→ Prompt: The records shown below are to be repeated exactly and completely.

__________________________________________________

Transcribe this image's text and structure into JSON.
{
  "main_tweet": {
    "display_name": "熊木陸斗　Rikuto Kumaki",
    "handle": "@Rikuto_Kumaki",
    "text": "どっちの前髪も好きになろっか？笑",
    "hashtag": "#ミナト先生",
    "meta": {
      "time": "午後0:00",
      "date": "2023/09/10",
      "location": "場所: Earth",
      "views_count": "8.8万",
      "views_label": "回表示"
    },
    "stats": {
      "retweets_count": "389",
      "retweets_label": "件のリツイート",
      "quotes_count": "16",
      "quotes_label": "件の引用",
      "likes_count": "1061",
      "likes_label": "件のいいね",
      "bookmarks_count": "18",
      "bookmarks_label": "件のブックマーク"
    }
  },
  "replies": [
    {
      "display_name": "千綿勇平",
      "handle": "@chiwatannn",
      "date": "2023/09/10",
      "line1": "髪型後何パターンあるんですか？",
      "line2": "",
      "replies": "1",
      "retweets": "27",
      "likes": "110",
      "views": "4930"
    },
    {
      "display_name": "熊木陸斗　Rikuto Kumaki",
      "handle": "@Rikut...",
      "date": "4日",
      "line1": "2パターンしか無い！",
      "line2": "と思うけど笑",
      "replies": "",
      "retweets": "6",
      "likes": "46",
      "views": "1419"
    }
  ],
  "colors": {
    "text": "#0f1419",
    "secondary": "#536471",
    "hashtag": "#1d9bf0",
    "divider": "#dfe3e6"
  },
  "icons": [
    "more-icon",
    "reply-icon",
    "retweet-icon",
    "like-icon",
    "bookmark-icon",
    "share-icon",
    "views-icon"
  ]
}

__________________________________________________

→ Solution to the exercise:
Transcribe this image's text and structure into JSON.
{
  "main_tweet": {
    "display_name": "熊木陸斗　Rikuto Kumaki",
    "handle": "@Rikuto_Kumaki",
    "text": "どっちの前髪も好きになろっか？笑",
    "hashtag": "#ミナト先生",
    "meta": {
      "time": "午後0:00",
      "date": "2023/09/10",
      "location": "場所: Earth",
      "views_count": "8.8万",
      "views_label": "回表示"
    },
    "stats": {
      "retweets_count": "389",
      "retweets_label": "件のリツイート",
      "quotes_count": "16",
      "quotes_label": "件の引用",
      "likes_count": "1061",
      "likes_label": "件のいいね",
      "bookmarks_count": "18",
      "bookmarks_label": "件のブックマーク"
    }
  },
  "replies": [
    {
      "display_name": "千綿勇平",
      "handle": "@chiwatannn",
      "date": "2023/09/10",
      "line1": "髪型後何パターンあるんですか？",
      "line2": "",
      "replies": "1",
      "retweets": "27",
      "likes": "110",
      "views": "4930"
    },
    {
      "display_name": "熊木陸斗　Rikuto Kumaki",
      "handle": "@Rikut...",
      "date": "4日",
      "line1": "2パターンしか無い！",
      "line2": "と思うけど笑",
      "replies": "",
      "retweets": "6",
      "likes": "46",
      "views": "1419"
    }
  ],
  "colors": {
    "text": "#0f1419",
    "secondary": "#536471",
    "hashtag": "#1d9bf0",
    "divider": "#dfe3e6"
  },
  "icons": [
    "more-icon",
    "reply-icon",
    "retweet-icon",
    "like-icon",
    "bookmark-icon",
    "share-icon",
    "views-icon"
  ]
}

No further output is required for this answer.